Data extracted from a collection
- - -

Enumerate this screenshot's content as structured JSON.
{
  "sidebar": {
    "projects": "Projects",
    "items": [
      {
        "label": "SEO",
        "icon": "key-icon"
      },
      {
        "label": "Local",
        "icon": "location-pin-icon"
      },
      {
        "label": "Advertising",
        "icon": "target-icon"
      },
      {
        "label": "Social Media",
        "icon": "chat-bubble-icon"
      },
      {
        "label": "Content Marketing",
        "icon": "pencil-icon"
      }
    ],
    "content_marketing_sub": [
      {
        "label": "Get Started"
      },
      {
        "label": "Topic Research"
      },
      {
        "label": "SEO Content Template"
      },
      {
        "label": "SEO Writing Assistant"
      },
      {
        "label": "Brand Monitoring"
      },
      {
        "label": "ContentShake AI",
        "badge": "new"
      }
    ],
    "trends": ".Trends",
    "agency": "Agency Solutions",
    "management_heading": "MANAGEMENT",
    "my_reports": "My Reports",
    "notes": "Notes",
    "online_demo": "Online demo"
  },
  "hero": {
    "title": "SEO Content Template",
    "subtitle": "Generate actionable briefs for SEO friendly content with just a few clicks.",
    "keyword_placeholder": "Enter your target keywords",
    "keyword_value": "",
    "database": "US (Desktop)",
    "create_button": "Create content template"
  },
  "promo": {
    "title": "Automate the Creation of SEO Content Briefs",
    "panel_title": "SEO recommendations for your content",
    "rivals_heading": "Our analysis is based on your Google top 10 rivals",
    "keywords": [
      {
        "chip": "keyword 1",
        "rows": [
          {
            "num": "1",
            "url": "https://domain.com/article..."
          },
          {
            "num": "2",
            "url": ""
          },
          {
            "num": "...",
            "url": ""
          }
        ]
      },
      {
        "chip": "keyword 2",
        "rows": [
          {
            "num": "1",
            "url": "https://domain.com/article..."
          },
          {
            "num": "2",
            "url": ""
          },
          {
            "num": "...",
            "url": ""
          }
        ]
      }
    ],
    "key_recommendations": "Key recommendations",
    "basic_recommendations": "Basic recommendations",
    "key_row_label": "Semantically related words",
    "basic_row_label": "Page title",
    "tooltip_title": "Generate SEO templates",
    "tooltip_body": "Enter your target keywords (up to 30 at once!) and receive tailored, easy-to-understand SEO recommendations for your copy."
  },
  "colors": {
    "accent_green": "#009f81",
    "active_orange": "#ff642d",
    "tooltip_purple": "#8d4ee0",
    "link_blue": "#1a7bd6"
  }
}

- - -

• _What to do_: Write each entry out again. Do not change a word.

• _Result_:
Enumerate this screenshot's content as structured JSON.
{
  "sidebar": {
    "projects": "Projects",
    "items": [
      {
        "label": "SEO",
        "icon": "key-icon"
      },
      {
        "label": "Local",
        "icon": "location-pin-icon"
      },
      {
        "label": "Advertising",
        "icon": "target-icon"
      },
      {
        "label": "Social Media",
        "icon": "chat-bubble-icon"
      },
      {
        "label": "Content Marketing",
        "icon": "pencil-icon"
      }
    ],
    "content_marketing_sub": [
      {
        "label": "Get Started"
      },
      {
        "label": "Topic Research"
      },
      {
        "label": "SEO Content Template"
      },
      {
        "label": "SEO Writing Assistant"
      },
      {
        "label": "Brand Monitoring"
      },
      {
        "label": "ContentShake AI",
        "badge": "new"
      }
    ],
    "trends": ".Trends",
    "agency": "Agency Solutions",
    "management_heading": "MANAGEMENT",
    "my_reports": "My Reports",
    "notes": "Notes",
    "online_demo": "Online demo"
  },
  "hero": {
    "title": "SEO Content Template",
    "subtitle": "Generate actionable briefs for SEO friendly content with just a few clicks.",
    "keyword_placeholder": "Enter your target keywords",
    "keyword_value": "",
    "database": "US (Desktop)",
    "create_button": "Create content template"
  },
  "promo": {
    "title": "Automate the Creation of SEO Content Briefs",
    "panel_title": "SEO recommendations for your content",
    "rivals_heading": "Our analysis is based on your Google top 10 rivals",
    "keywords": [
      {
        "chip": "keyword 1",
        "rows": [
          {
            "num": "1",
            "url": "https://domain.com/article..."
          },
          {
            "num": "2",
            "url": ""
          },
          {
            "num": "...",
            "url": ""
          }
        ]
      },
      {
        "chip": "keyword 2",
        "rows": [
          {
            "num": "1",
            "url": "https://domain.com/article..."
          },
          {
            "num": "2",
            "url": ""
          },
          {
            "num": "...",
            "url": ""
          }
        ]
      }
    ],
    "key_recommendations": "Key recommendations",
    "basic_recommendations": "Basic recommendations",
    "key_row_label": "Semantically related words",
    "basic_row_label": "Page title",
    "tooltip_title": "Generate SEO templates",
    "tooltip_body": "Enter your target keywords (up to 30 at once!) and receive tailored, easy-to-understand SEO recommendations for your copy."
  },
  "colors": {
    "accent_green": "#009f81",
    "active_orange": "#ff642d",
    "tooltip_purple": "#8d4ee0",
    "link_blue": "#1a7bd6"
  }
}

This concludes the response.